• _WHAT THE TASK REQUIRES_
Which lines below include "JSON"? Copy them all.

• _RECORDS PROVIDED_
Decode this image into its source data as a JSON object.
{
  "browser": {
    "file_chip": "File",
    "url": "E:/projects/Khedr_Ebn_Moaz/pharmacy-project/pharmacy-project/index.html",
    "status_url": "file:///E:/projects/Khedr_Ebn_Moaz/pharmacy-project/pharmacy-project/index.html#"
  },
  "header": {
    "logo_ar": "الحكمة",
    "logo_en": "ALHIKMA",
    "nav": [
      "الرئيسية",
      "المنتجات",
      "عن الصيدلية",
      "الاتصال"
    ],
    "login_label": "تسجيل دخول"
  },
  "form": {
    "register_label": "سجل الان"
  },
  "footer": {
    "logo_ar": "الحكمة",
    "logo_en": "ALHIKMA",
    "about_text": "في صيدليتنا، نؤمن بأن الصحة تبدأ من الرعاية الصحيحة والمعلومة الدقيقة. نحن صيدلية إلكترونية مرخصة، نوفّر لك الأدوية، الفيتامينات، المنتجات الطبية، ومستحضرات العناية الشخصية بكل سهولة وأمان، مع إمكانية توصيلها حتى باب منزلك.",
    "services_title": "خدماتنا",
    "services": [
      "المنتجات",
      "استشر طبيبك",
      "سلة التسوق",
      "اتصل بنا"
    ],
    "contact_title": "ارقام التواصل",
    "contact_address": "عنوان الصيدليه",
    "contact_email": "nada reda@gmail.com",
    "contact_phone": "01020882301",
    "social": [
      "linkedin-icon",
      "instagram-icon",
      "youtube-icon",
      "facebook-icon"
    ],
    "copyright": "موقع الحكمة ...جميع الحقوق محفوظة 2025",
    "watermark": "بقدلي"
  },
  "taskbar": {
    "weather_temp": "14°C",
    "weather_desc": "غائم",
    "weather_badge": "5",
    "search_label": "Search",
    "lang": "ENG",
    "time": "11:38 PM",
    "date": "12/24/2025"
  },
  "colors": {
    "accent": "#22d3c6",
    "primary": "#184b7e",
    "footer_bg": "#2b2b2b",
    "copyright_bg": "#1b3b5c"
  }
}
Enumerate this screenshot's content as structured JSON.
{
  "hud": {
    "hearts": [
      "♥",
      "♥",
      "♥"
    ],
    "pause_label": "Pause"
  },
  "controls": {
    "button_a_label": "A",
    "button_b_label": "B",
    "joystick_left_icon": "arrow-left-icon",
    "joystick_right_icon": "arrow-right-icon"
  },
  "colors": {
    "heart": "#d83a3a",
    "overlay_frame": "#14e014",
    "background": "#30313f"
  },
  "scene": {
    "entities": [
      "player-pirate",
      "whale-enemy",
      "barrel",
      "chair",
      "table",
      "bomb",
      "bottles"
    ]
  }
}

• _ANSWER FOR THIS EXERCISE_
Decode this image into its source data as a JSON object.
Enumerate this screenshot's content as structured JSON.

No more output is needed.